However, patients and health workers continue to face considerable disruption one week on from the attack on the Health Service Executive.

There are cancellations across all outpatient services with urgent radiation patients being contacted directly about their appointments and redirected to private hospitals for treatment.

Speaking on RTÉ's Morning Ireland today, Mr Donnelly said progress was made last night in getting some systems back in a number of voluntary hospitals.

This includes the National Integrated Medical Imaging System (NIMIS) radiology system, lab systems, and patient administration systems.

Mr Donnelly said radiation oncology "remains a problem" as disruption continues across many hospitals following the cyber attack.

While some machines are running, he said it is "not at the level" the HSE wants.

Meanwhile, technicians are checking the safety of a code sent by the hackers that may unlock the HSE's IT systems.
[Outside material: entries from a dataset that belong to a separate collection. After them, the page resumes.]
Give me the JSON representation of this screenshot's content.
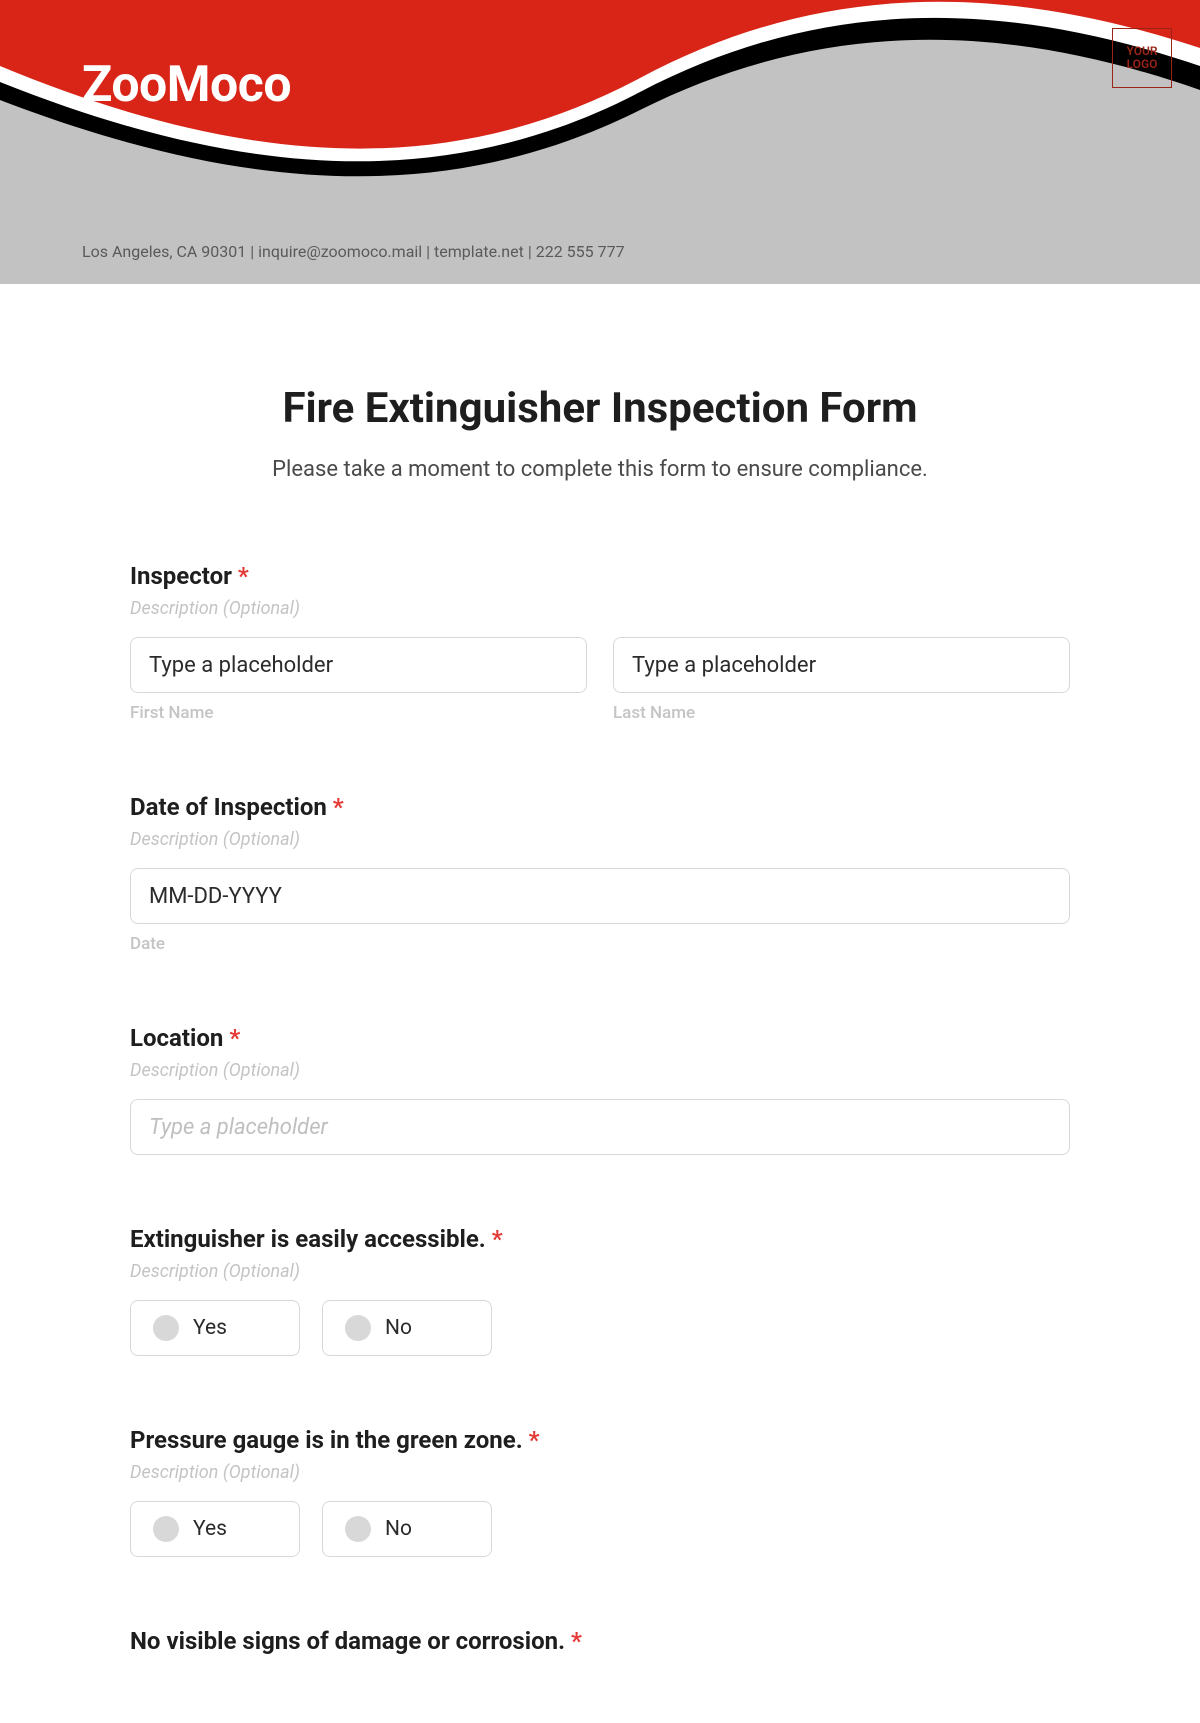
{
  "header": {
    "brand": "ZooMoco",
    "logo_text": "YOUR\nLOGO",
    "contact_line": "Los Angeles, CA 90301 | inquire@zoomoco.mail | template.net | 222 555 777"
  },
  "form": {
    "title": "Fire Extinguisher Inspection Form",
    "subtitle": "Please take a moment to complete this form to ensure compliance."
  },
  "fields": {
    "inspector": {
      "label": "Inspector",
      "desc": "Description (Optional)",
      "first_placeholder": "Type a placeholder",
      "last_placeholder": "Type a placeholder",
      "first_sub": "First Name",
      "last_sub": "Last Name"
    },
    "date": {
      "label": "Date of Inspection",
      "desc": "Description (Optional)",
      "placeholder": "MM-DD-YYYY",
      "sub": "Date"
    },
    "location": {
      "label": "Location",
      "desc": "Description (Optional)",
      "placeholder": "Type a placeholder"
    },
    "accessible": {
      "label": "Extinguisher is easily accessible.",
      "desc": "Description (Optional)",
      "yes": "Yes",
      "no": "No"
    },
    "pressure": {
      "label": "Pressure gauge is in the green zone.",
      "desc": "Description (Optional)",
      "yes": "Yes",
      "no": "No"
    },
    "damage": {
      "label": "No visible signs of damage or corrosion."
    }
  }
}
The HSE has said it now has a greater understanding of the scale and impact of the disruption last week's cyber attack has had on its IT and operational systems.

It said all elements of health services are affected, and a generalised slowing of clinical processes is capable of managing only lower volumes of activity.

In an affidavit to the High Court yesterday, MrReid said all HSE data is potentially compromised and the overall impact of the disruption on the HSE and patient care cannot be overstated.

There is no radiotherapy service currently operating at Beaumont, or St James's hospitals in Dublin, Galway University Hospital, and Cork University Hospital. There is limited radiotherapy services in St Luke's Hospital.

There are cancellations across all outpatient services, with daily outpatient services and scopes such as colonoscopies down by 70-80%, while chemotherapy and daily elective procedures are down by 50%.

Additional reporting George Lee